“Senator Coburn and I have worked closely together over the years to identify sensible, achievable savings that could be accomplished simply by better management. For example:
- We know we can save billions of dollars by shedding federal property that is no longer used.
- We know we can save billions of dollars every year by reducing the amount of improper payments that the government makes.
- We know we can save billions in federal contracting every year through efforts such as the so-called strategic sourcing initiative, which involves buying more in bulk.
- We can save billions of dollars through better management of the government’s information technology infrastructure – including, for example, by continuing the effort to consolidate federal data centers.
- We can bring in billions of dollars in revenues by doing a better job of collecting taxes that are owed but not paid. And here I am not talking about new taxes – I’m talking about doing a better job of collecting the taxes that are already owed.
“And I know from my conversations with Ms. Burwell that she is fully committed to all of these efforts. She is also committed to helping improve ways to measure the performance of government programs, and to ensure that we have sound financial management practices across the government – including at the Department of Defense, which in its whole history has never been able to conduct a full audit of its finances, much less achieve a clean audit.
“Ms. Burwell, as you sit here twenty years after you first came to Washington, I do think it is instructive to look back and reflect on the budget debate of those days when, like now, we faced deficit and long-term debt problems that on many days seemed insurmountable.
“Just over twenty years ago, in January of 1993, President Clinton’s nominee to be Director of the Office of Management and Budget, then-Congressman Leon Panetta, appeared before this Committee. He talked about how the American people didn’t trust the government anymore. He talked about the importance of making the budget process work so that the government could start to restore that credibility. He told this Committee: “We need to make government more efficient, more creative, make it an instrument of long-term economic growth, not an impediment, and make it a source of investment in our future, not a robber of our children’s birthright.”
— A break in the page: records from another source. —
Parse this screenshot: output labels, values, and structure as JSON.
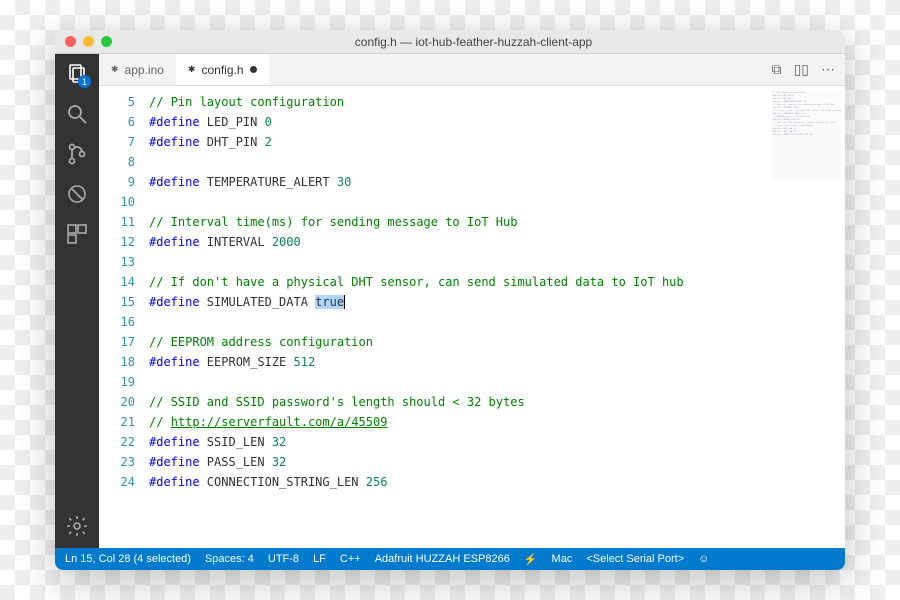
{
  "window_title": "config.h — iot-hub-feather-huzzah-client-app",
  "activity_badge": "1",
  "tabs": [
    {
      "label": "app.ino",
      "modified": true,
      "active": false
    },
    {
      "label": "config.h",
      "modified": true,
      "active": true
    }
  ],
  "lines": [
    {
      "n": 5,
      "tokens": [
        [
          "c-comment",
          "// Pin layout configuration"
        ]
      ]
    },
    {
      "n": 6,
      "tokens": [
        [
          "c-macro",
          "#define"
        ],
        [
          "",
          " LED_PIN "
        ],
        [
          "c-number",
          "0"
        ]
      ]
    },
    {
      "n": 7,
      "tokens": [
        [
          "c-macro",
          "#define"
        ],
        [
          "",
          " DHT_PIN "
        ],
        [
          "c-number",
          "2"
        ]
      ]
    },
    {
      "n": 8,
      "tokens": []
    },
    {
      "n": 9,
      "tokens": [
        [
          "c-macro",
          "#define"
        ],
        [
          "",
          " TEMPERATURE_ALERT "
        ],
        [
          "c-number",
          "30"
        ]
      ]
    },
    {
      "n": 10,
      "tokens": []
    },
    {
      "n": 11,
      "tokens": [
        [
          "c-comment",
          "// Interval time(ms) for sending message to IoT Hub"
        ]
      ]
    },
    {
      "n": 12,
      "tokens": [
        [
          "c-macro",
          "#define"
        ],
        [
          "",
          " INTERVAL "
        ],
        [
          "c-number",
          "2000"
        ]
      ]
    },
    {
      "n": 13,
      "tokens": []
    },
    {
      "n": 14,
      "tokens": [
        [
          "c-comment",
          "// If don't have a physical DHT sensor, can send simulated data to IoT hub"
        ]
      ]
    },
    {
      "n": 15,
      "tokens": [
        [
          "c-macro",
          "#define"
        ],
        [
          "",
          " SIMULATED_DATA "
        ],
        [
          "sel",
          "true"
        ]
      ]
    },
    {
      "n": 16,
      "tokens": []
    },
    {
      "n": 17,
      "tokens": [
        [
          "c-comment",
          "// EEPROM address configuration"
        ]
      ]
    },
    {
      "n": 18,
      "tokens": [
        [
          "c-macro",
          "#define"
        ],
        [
          "",
          " EEPROM_SIZE "
        ],
        [
          "c-number",
          "512"
        ]
      ]
    },
    {
      "n": 19,
      "tokens": []
    },
    {
      "n": 20,
      "tokens": [
        [
          "c-comment",
          "// SSID and SSID password's length should < 32 bytes"
        ]
      ]
    },
    {
      "n": 21,
      "tokens": [
        [
          "c-comment",
          "// "
        ],
        [
          "c-link",
          "http://serverfault.com/a/45509"
        ]
      ]
    },
    {
      "n": 22,
      "tokens": [
        [
          "c-macro",
          "#define"
        ],
        [
          "",
          " SSID_LEN "
        ],
        [
          "c-number",
          "32"
        ]
      ]
    },
    {
      "n": 23,
      "tokens": [
        [
          "c-macro",
          "#define"
        ],
        [
          "",
          " PASS_LEN "
        ],
        [
          "c-number",
          "32"
        ]
      ]
    },
    {
      "n": 24,
      "tokens": [
        [
          "c-macro",
          "#define"
        ],
        [
          "",
          " CONNECTION_STRING_LEN "
        ],
        [
          "c-number",
          "256"
        ]
      ]
    }
  ],
  "status": {
    "cursor": "Ln 15, Col 28 (4 selected)",
    "spaces": "Spaces: 4",
    "encoding": "UTF-8",
    "eol": "LF",
    "lang": "C++",
    "board": "Adafruit HUZZAH ESP8266",
    "platform": "Mac",
    "serial": "<Select Serial Port>"
  }
}
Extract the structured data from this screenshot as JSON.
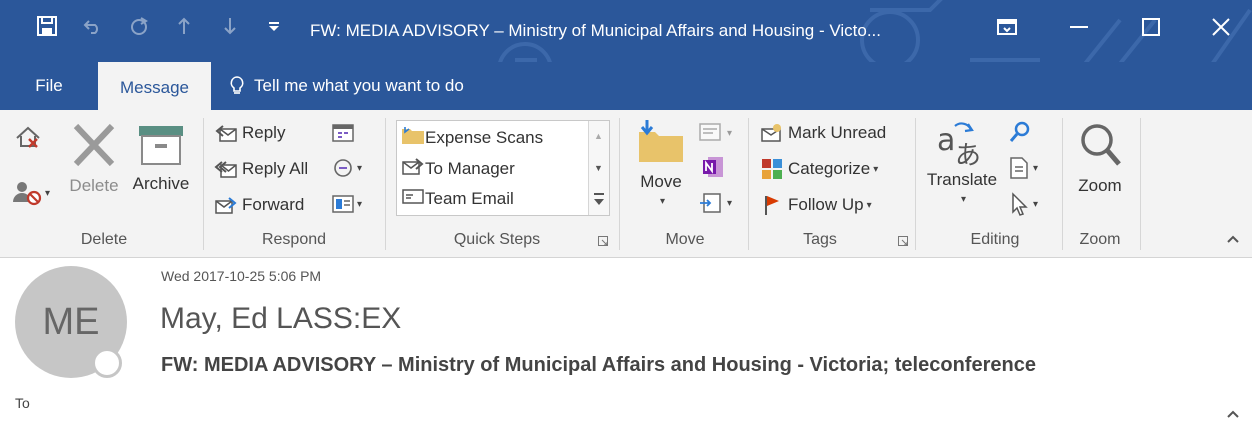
{
  "window": {
    "title": "FW: MEDIA ADVISORY – Ministry of Municipal Affairs and Housing - Victo...",
    "accent": "#2b579a"
  },
  "quick_access": [
    "save-icon",
    "undo-icon",
    "redo-icon",
    "up-arrow-icon",
    "down-arrow-icon",
    "customize-icon"
  ],
  "tabs": {
    "file": "File",
    "message": "Message",
    "tell_me": "Tell me what you want to do"
  },
  "ribbon": {
    "delete_group": {
      "delete": "Delete",
      "archive": "Archive",
      "label": "Delete"
    },
    "respond_group": {
      "reply": "Reply",
      "reply_all": "Reply All",
      "forward": "Forward",
      "label": "Respond"
    },
    "quick_steps": {
      "items": [
        "Expense Scans",
        "To Manager",
        "Team Email"
      ],
      "label": "Quick Steps"
    },
    "move_group": {
      "move": "Move",
      "label": "Move"
    },
    "tags_group": {
      "mark_unread": "Mark Unread",
      "categorize": "Categorize",
      "follow_up": "Follow Up",
      "label": "Tags"
    },
    "editing_group": {
      "translate": "Translate",
      "label": "Editing"
    },
    "zoom_group": {
      "zoom": "Zoom",
      "label": "Zoom"
    }
  },
  "message": {
    "date": "Wed 2017-10-25 5:06 PM",
    "initials": "ME",
    "sender": "May, Ed LASS:EX",
    "subject": "FW: MEDIA ADVISORY – Ministry of Municipal Affairs and Housing - Victoria; teleconference",
    "to_label": "To"
  }
}
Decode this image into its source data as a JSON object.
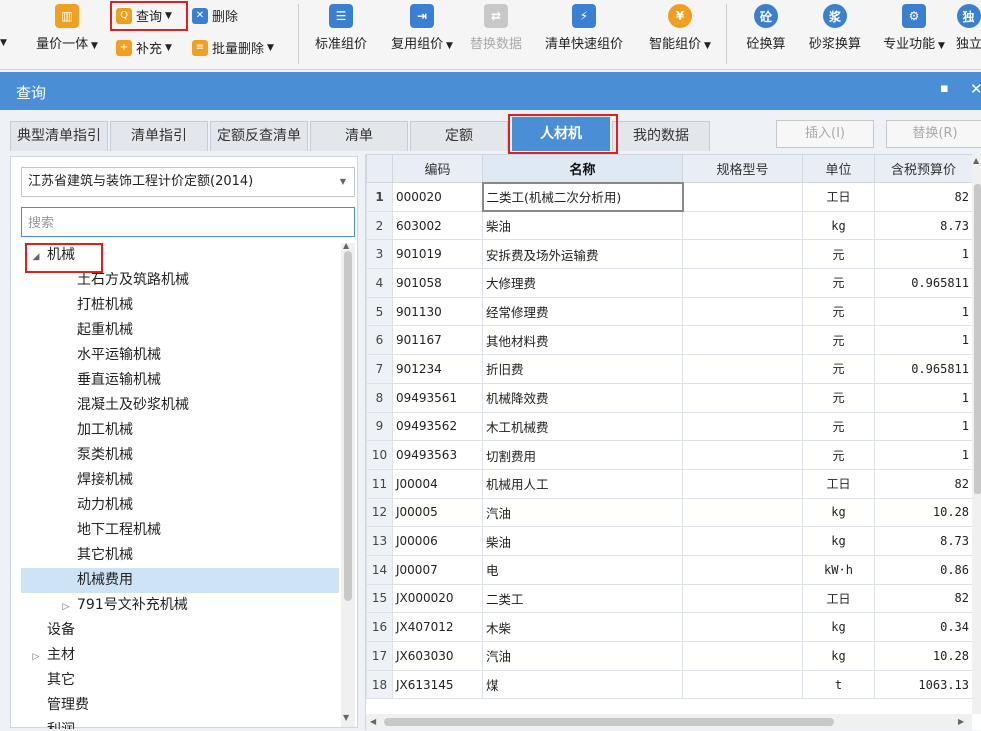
{
  "toolbar": {
    "query": "查询",
    "delete": "删除",
    "quantity_price": "量价一体",
    "supplement": "补充",
    "batch_delete": "批量删除",
    "standard_group": "标准组价",
    "reuse_group": "复用组价",
    "replace_data": "替换数据",
    "quick_group": "清单快速组价",
    "smart_group": "智能组价",
    "concrete_convert": "砼换算",
    "mortar_convert": "砂浆换算",
    "pro_function": "专业功能",
    "independent": "独立"
  },
  "dialog": {
    "title": "查询",
    "tabs": [
      "典型清单指引",
      "清单指引",
      "定额反查清单",
      "清单",
      "定额",
      "人材机",
      "我的数据"
    ],
    "active_tab": "人材机",
    "insert_button": "插入(I)",
    "replace_button": "替换(R)"
  },
  "left": {
    "dropdown_value": "江苏省建筑与装饰工程计价定额(2014)",
    "search_placeholder": "搜索",
    "tree": [
      {
        "label": "机械",
        "level": 0,
        "arrow": "expanded"
      },
      {
        "label": "土石方及筑路机械",
        "level": 1,
        "arrow": ""
      },
      {
        "label": "打桩机械",
        "level": 1,
        "arrow": ""
      },
      {
        "label": "起重机械",
        "level": 1,
        "arrow": ""
      },
      {
        "label": "水平运输机械",
        "level": 1,
        "arrow": ""
      },
      {
        "label": "垂直运输机械",
        "level": 1,
        "arrow": ""
      },
      {
        "label": "混凝土及砂浆机械",
        "level": 1,
        "arrow": ""
      },
      {
        "label": "加工机械",
        "level": 1,
        "arrow": ""
      },
      {
        "label": "泵类机械",
        "level": 1,
        "arrow": ""
      },
      {
        "label": "焊接机械",
        "level": 1,
        "arrow": ""
      },
      {
        "label": "动力机械",
        "level": 1,
        "arrow": ""
      },
      {
        "label": "地下工程机械",
        "level": 1,
        "arrow": ""
      },
      {
        "label": "其它机械",
        "level": 1,
        "arrow": ""
      },
      {
        "label": "机械费用",
        "level": 1,
        "arrow": "",
        "selected": true
      },
      {
        "label": "791号文补充机械",
        "level": 1,
        "arrow": "collapsed"
      },
      {
        "label": "设备",
        "level": 0,
        "arrow": ""
      },
      {
        "label": "主材",
        "level": 0,
        "arrow": "collapsed"
      },
      {
        "label": "其它",
        "level": 0,
        "arrow": ""
      },
      {
        "label": "管理费",
        "level": 0,
        "arrow": ""
      },
      {
        "label": "利润",
        "level": 0,
        "arrow": ""
      }
    ]
  },
  "table": {
    "headers": [
      "编码",
      "名称",
      "规格型号",
      "单位",
      "含税预算价"
    ],
    "rows": [
      {
        "idx": "1",
        "code": "000020",
        "name": "二类工(机械二次分析用)",
        "spec": "",
        "unit": "工日",
        "price": "82"
      },
      {
        "idx": "2",
        "code": "603002",
        "name": "柴油",
        "spec": "",
        "unit": "kg",
        "price": "8.73"
      },
      {
        "idx": "3",
        "code": "901019",
        "name": "安拆费及场外运输费",
        "spec": "",
        "unit": "元",
        "price": "1"
      },
      {
        "idx": "4",
        "code": "901058",
        "name": "大修理费",
        "spec": "",
        "unit": "元",
        "price": "0.965811"
      },
      {
        "idx": "5",
        "code": "901130",
        "name": "经常修理费",
        "spec": "",
        "unit": "元",
        "price": "1"
      },
      {
        "idx": "6",
        "code": "901167",
        "name": "其他材料费",
        "spec": "",
        "unit": "元",
        "price": "1"
      },
      {
        "idx": "7",
        "code": "901234",
        "name": "折旧费",
        "spec": "",
        "unit": "元",
        "price": "0.965811"
      },
      {
        "idx": "8",
        "code": "09493561",
        "name": "机械降效费",
        "spec": "",
        "unit": "元",
        "price": "1"
      },
      {
        "idx": "9",
        "code": "09493562",
        "name": "木工机械费",
        "spec": "",
        "unit": "元",
        "price": "1"
      },
      {
        "idx": "10",
        "code": "09493563",
        "name": "切割费用",
        "spec": "",
        "unit": "元",
        "price": "1"
      },
      {
        "idx": "11",
        "code": "J00004",
        "name": "机械用人工",
        "spec": "",
        "unit": "工日",
        "price": "82"
      },
      {
        "idx": "12",
        "code": "J00005",
        "name": "汽油",
        "spec": "",
        "unit": "kg",
        "price": "10.28"
      },
      {
        "idx": "13",
        "code": "J00006",
        "name": "柴油",
        "spec": "",
        "unit": "kg",
        "price": "8.73"
      },
      {
        "idx": "14",
        "code": "J00007",
        "name": "电",
        "spec": "",
        "unit": "kW·h",
        "price": "0.86"
      },
      {
        "idx": "15",
        "code": "JX000020",
        "name": "二类工",
        "spec": "",
        "unit": "工日",
        "price": "82"
      },
      {
        "idx": "16",
        "code": "JX407012",
        "name": "木柴",
        "spec": "",
        "unit": "kg",
        "price": "0.34"
      },
      {
        "idx": "17",
        "code": "JX603030",
        "name": "汽油",
        "spec": "",
        "unit": "kg",
        "price": "10.28"
      },
      {
        "idx": "18",
        "code": "JX613145",
        "name": "煤",
        "spec": "",
        "unit": "t",
        "price": "1063.13"
      }
    ]
  }
}
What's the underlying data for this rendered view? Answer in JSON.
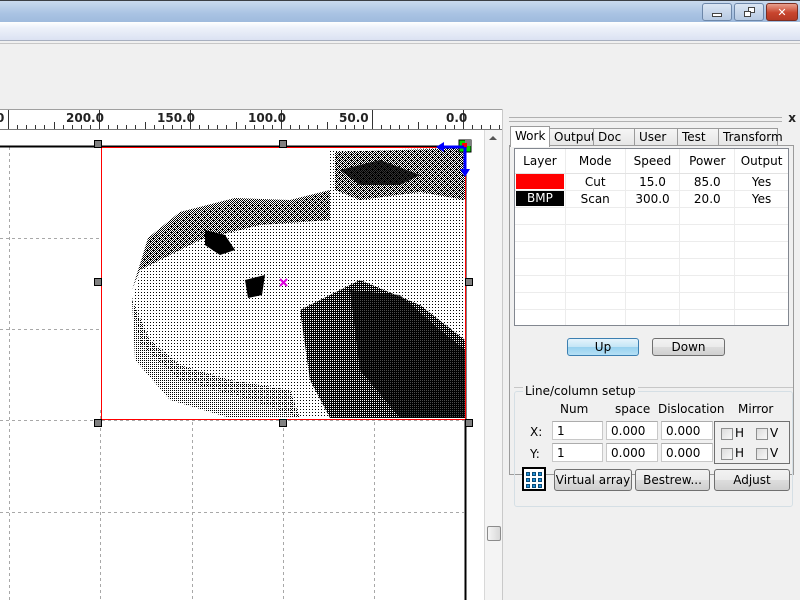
{
  "window": {
    "controls": {
      "minimize_icon": "minimize-icon",
      "restore_icon": "restore-icon",
      "close_icon": "close-icon"
    }
  },
  "ruler": {
    "labels": [
      "0",
      "200.0",
      "150.0",
      "100.0",
      "50.0",
      "0.0"
    ]
  },
  "canvas": {
    "image_description": "dithered black-and-white photo of a reclining woman (BMP layer)",
    "selection_color": "#ff0000",
    "origin_marker_colors": {
      "arrow": "#0000ff",
      "origin": "#ff0000",
      "handle": "#00dd00"
    },
    "center_marker_color": "#e000e0"
  },
  "panel": {
    "close_label": "x",
    "tabs": [
      {
        "label": "Work",
        "active": true
      },
      {
        "label": "Output",
        "active": false
      },
      {
        "label": "Doc",
        "active": false
      },
      {
        "label": "User",
        "active": false
      },
      {
        "label": "Test",
        "active": false
      },
      {
        "label": "Transform",
        "active": false
      }
    ],
    "layer_table": {
      "headers": [
        "Layer",
        "Mode",
        "Speed",
        "Power",
        "Output"
      ],
      "rows": [
        {
          "layer": "",
          "layer_color": "#ff0000",
          "layer_text_color": "#ffffff",
          "mode": "Cut",
          "speed": "15.0",
          "power": "85.0",
          "output": "Yes"
        },
        {
          "layer": "BMP",
          "layer_color": "#000000",
          "layer_text_color": "#ffffff",
          "mode": "Scan",
          "speed": "300.0",
          "power": "20.0",
          "output": "Yes"
        }
      ]
    },
    "up_label": "Up",
    "down_label": "Down",
    "line_column": {
      "title": "Line/column setup",
      "col_num": "Num",
      "col_space": "space",
      "col_dislocation": "Dislocation",
      "col_mirror": "Mirror",
      "x_label": "X:",
      "y_label": "Y:",
      "x": {
        "num": "1",
        "space": "0.000",
        "dislocation": "0.000",
        "mirror_h": false,
        "mirror_v": false
      },
      "y": {
        "num": "1",
        "space": "0.000",
        "dislocation": "0.000",
        "mirror_h": false,
        "mirror_v": false
      },
      "h_label": "H",
      "v_label": "V",
      "virtual_array_label": "Virtual array",
      "bestrew_label": "Bestrew...",
      "adjust_label": "Adjust"
    }
  }
}
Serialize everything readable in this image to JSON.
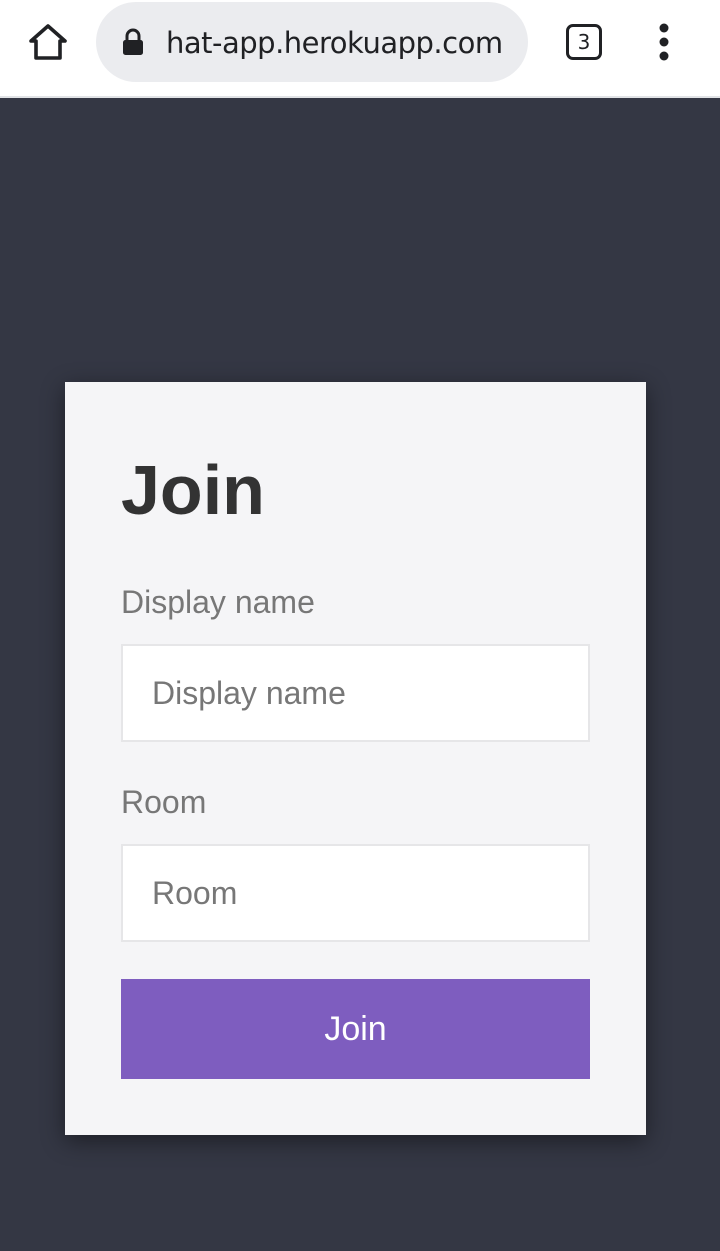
{
  "browser": {
    "url": "hat-app.herokuapp.com",
    "tab_count": "3",
    "icons": [
      "home-icon",
      "lock-icon",
      "tab-switcher-icon",
      "more-vert-icon"
    ]
  },
  "join_form": {
    "title": "Join",
    "display_name_label": "Display name",
    "display_name_placeholder": "Display name",
    "display_name_value": "",
    "room_label": "Room",
    "room_placeholder": "Room",
    "room_value": "",
    "submit_label": "Join"
  },
  "colors": {
    "page_background": "#343744",
    "card_background": "#f5f5f7",
    "button_background": "#7e5dbf",
    "button_text": "#ffffff",
    "title_text": "#333333",
    "label_text": "#777777"
  }
}
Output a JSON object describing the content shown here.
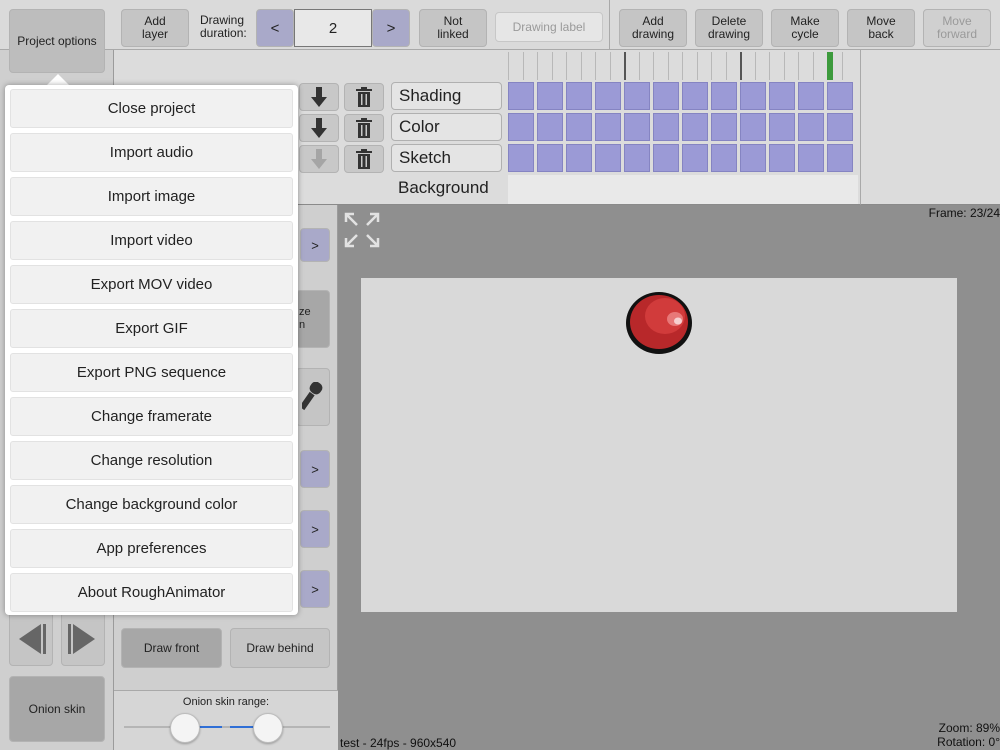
{
  "toolbar": {
    "project_options": "Project options",
    "add_layer": "Add\nlayer",
    "drawing_duration_label": "Drawing\nduration:",
    "duration_dec": "<",
    "duration_value": "2",
    "duration_inc": ">",
    "not_linked": "Not\nlinked",
    "drawing_label_placeholder": "Drawing label",
    "add_drawing": "Add\ndrawing",
    "delete_drawing": "Delete\ndrawing",
    "make_cycle": "Make\ncycle",
    "move_back": "Move\nback",
    "move_forward": "Move\nforward"
  },
  "layers": [
    {
      "name": "Shading"
    },
    {
      "name": "Color"
    },
    {
      "name": "Sketch"
    },
    {
      "name": "Background"
    }
  ],
  "menu": {
    "items": [
      "Close project",
      "Import audio",
      "Import image",
      "Import video",
      "Export MOV video",
      "Export GIF",
      "Export PNG sequence",
      "Change framerate",
      "Change resolution",
      "Change background color",
      "App preferences",
      "About RoughAnimator"
    ]
  },
  "tools": {
    "chevron": ">",
    "partial_label_1": "ze",
    "partial_label_2": "n",
    "draw_front": "Draw front",
    "draw_behind": "Draw behind",
    "onion_skin": "Onion skin",
    "onion_range_label": "Onion skin range:"
  },
  "status": {
    "frame": "Frame: 23/24",
    "project_info": "test - 24fps - 960x540",
    "zoom": "Zoom: 89%",
    "rotation": "Rotation: 0°"
  },
  "colors": {
    "frame_cell": "#9b9ad6",
    "playhead": "#3c9a3c",
    "ball": "#b8282a"
  }
}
“All of these words ring even more true today. The American people will not – and should not – tolerate Congress and the White House kicking the can down the road any longer on tough budget decisions. Nor will they tolerate our failure to make significant progress in addressing some of the tough management challenges faced by agencies across government.“So my recommendation to my colleagues is that we confirm and get Ms. Burwell in place as fast as we can, and get going on the work that the American people sent us here to do.”